◆ **Exercise**: Reply only with how many lines of the listing below hold the word "외국인보유수량".
(Materials provided Opens)
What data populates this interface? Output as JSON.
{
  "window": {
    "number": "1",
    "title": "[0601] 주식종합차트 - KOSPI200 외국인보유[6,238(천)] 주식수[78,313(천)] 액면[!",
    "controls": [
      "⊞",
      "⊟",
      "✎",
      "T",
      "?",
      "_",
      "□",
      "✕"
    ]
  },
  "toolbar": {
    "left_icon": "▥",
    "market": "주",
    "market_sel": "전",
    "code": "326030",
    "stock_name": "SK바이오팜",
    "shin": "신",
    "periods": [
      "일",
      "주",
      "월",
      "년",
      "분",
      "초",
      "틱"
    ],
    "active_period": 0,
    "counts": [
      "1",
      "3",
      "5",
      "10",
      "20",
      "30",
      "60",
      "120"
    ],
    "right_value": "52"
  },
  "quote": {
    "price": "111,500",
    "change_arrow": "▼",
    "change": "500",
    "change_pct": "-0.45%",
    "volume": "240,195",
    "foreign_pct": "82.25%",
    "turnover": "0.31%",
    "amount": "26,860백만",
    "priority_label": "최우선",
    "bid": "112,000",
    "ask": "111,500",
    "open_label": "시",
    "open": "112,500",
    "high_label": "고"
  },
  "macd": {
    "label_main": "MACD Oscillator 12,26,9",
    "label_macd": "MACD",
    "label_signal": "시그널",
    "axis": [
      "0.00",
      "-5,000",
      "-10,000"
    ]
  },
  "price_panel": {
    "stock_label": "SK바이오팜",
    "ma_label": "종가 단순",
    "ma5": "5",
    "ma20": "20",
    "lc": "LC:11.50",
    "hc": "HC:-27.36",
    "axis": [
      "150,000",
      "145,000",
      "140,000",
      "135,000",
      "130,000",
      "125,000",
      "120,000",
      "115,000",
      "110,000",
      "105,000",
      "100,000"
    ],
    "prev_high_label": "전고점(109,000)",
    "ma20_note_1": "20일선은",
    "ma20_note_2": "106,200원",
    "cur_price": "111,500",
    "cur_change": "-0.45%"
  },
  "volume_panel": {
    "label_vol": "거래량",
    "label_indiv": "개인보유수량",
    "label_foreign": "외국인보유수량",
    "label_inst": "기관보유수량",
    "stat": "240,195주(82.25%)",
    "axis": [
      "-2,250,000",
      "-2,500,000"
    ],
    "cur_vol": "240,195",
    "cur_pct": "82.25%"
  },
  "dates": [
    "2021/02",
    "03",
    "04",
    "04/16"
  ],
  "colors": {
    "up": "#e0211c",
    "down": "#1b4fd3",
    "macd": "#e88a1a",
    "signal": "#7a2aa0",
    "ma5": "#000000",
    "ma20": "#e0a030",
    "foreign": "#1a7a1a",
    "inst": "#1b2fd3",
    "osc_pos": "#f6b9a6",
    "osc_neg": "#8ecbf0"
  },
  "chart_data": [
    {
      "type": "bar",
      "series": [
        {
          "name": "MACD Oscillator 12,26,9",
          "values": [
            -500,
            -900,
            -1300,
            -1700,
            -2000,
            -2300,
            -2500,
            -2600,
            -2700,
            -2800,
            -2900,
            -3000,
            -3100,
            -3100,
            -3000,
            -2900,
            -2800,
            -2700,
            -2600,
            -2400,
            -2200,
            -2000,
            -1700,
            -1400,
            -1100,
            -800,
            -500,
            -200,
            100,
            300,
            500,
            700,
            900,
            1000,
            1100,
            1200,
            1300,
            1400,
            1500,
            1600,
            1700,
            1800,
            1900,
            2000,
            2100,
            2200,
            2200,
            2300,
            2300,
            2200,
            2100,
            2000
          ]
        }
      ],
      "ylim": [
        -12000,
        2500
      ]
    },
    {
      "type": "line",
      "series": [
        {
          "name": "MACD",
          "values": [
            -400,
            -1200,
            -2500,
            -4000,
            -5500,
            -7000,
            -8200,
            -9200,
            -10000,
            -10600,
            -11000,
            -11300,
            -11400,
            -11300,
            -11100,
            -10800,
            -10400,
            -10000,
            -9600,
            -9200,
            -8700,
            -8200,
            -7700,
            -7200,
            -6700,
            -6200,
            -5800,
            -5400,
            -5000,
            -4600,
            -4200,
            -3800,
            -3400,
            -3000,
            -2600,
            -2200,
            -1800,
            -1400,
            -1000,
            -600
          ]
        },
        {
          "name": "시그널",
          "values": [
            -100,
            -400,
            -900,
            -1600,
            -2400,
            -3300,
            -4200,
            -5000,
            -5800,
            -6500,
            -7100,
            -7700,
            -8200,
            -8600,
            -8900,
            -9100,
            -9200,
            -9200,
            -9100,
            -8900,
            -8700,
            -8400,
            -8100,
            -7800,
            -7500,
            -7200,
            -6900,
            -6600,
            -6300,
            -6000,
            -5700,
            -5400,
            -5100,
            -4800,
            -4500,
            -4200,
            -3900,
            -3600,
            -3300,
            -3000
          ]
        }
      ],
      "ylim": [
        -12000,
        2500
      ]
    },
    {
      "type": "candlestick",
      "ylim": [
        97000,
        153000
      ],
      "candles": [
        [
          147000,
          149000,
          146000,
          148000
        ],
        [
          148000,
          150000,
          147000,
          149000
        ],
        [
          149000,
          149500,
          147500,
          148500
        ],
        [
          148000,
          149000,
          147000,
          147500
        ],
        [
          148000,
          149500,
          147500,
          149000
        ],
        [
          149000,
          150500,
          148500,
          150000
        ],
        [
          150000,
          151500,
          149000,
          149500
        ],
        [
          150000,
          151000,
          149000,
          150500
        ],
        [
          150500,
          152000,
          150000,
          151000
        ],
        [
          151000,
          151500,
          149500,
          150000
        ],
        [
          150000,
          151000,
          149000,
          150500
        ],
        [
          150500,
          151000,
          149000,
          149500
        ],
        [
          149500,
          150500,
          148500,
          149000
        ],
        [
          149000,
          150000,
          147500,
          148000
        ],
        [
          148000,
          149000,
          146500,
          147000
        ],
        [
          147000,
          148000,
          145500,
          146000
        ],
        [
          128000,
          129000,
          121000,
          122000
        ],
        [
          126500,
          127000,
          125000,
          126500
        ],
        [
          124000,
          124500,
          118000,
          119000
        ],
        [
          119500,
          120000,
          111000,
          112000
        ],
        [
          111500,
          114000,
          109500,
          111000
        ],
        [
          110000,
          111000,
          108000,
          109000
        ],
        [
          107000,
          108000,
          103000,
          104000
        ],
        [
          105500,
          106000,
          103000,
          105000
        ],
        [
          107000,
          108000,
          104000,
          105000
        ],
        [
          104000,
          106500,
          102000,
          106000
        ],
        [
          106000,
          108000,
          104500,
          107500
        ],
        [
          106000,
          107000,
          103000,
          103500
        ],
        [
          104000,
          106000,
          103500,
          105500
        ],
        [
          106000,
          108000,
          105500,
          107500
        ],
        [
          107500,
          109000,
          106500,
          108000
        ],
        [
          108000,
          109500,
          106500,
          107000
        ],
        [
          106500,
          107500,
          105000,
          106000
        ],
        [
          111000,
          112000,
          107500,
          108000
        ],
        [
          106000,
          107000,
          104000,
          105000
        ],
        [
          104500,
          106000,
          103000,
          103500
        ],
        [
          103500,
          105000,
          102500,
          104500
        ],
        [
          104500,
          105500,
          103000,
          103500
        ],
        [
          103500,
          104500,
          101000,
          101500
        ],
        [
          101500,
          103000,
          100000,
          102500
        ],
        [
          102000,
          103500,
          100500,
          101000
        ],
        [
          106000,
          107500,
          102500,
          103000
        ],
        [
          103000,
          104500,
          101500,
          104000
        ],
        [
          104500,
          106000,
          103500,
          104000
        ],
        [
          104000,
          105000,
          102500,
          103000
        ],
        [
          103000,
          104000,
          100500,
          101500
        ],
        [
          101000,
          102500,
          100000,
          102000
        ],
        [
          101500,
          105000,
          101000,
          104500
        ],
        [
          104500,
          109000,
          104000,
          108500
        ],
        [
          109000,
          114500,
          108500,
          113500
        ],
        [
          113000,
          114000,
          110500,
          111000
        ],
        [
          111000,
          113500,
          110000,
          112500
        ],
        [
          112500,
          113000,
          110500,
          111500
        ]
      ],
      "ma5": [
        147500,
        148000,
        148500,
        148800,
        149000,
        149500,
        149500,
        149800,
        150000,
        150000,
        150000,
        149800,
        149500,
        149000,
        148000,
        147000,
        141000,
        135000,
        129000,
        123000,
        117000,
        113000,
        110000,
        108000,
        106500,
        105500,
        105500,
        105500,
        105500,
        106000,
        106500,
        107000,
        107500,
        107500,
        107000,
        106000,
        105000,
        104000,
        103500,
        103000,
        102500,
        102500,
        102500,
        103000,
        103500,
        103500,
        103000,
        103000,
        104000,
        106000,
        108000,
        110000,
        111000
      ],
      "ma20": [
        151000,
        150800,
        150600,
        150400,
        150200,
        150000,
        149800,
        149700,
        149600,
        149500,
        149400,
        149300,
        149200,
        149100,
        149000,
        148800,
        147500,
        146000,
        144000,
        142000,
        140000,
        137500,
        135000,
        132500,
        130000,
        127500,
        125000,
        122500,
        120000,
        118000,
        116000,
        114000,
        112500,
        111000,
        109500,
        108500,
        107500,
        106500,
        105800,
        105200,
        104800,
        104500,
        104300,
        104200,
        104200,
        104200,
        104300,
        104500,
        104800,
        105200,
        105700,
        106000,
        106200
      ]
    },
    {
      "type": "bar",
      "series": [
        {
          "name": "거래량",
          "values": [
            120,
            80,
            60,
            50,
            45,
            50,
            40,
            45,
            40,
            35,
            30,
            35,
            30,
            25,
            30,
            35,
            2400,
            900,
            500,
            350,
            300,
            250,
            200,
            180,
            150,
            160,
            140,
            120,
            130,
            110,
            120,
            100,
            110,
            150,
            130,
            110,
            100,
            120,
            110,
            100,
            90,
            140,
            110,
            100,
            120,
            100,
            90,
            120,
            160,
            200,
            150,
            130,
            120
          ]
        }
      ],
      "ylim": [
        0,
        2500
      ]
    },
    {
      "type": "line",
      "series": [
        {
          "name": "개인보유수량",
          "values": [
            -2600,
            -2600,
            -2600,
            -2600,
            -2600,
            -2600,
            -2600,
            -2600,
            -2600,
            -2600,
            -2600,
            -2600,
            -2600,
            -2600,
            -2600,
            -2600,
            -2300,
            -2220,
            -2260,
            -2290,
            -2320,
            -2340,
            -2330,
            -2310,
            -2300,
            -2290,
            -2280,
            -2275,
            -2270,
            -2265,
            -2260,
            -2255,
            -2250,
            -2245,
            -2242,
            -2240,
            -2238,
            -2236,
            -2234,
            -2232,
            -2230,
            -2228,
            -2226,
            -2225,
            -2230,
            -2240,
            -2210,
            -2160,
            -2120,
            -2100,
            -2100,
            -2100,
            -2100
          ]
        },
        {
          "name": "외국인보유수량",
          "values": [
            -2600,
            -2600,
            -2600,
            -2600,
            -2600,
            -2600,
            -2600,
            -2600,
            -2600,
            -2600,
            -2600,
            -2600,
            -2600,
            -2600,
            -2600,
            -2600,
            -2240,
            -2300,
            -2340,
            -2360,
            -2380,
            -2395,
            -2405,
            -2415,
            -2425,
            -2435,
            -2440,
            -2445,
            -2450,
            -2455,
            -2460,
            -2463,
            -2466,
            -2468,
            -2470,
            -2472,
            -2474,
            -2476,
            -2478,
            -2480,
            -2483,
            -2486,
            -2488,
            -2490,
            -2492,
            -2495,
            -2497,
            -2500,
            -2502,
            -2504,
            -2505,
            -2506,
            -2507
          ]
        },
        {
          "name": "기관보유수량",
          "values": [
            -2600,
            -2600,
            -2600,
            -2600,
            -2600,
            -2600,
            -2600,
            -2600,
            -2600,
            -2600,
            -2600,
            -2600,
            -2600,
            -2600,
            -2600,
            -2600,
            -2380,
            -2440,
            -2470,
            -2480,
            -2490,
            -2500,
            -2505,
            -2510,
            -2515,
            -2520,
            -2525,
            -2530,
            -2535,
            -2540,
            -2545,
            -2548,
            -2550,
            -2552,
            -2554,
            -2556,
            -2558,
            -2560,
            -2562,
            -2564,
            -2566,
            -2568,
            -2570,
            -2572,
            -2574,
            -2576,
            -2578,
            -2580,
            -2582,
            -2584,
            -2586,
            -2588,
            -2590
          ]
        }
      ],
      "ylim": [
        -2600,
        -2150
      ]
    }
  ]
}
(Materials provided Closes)
◆ **Result of the exercise**: 2